EXERCISE PROMPT: Select and copy out every line in the records containing "icon".

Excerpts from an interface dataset
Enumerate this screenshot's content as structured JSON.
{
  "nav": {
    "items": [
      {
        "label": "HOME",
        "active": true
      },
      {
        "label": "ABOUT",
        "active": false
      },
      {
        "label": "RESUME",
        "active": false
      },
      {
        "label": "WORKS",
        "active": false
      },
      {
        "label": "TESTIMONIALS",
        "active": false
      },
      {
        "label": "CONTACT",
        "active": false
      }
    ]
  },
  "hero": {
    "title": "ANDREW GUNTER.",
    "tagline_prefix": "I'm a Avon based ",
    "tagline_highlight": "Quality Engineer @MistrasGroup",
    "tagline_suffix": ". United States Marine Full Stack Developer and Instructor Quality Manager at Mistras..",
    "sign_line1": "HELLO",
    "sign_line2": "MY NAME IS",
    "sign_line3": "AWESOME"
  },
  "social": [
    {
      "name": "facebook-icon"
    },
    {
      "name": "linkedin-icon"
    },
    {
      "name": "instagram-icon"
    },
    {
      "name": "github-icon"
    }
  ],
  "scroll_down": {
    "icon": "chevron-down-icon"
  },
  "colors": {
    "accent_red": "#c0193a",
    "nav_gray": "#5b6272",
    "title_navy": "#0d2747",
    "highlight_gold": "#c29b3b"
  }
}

SOLUTION:
      "name": "facebook-icon"
      "name": "linkedin-icon"
      "name": "instagram-icon"
      "name": "github-icon"
    "icon": "chevron-down-icon"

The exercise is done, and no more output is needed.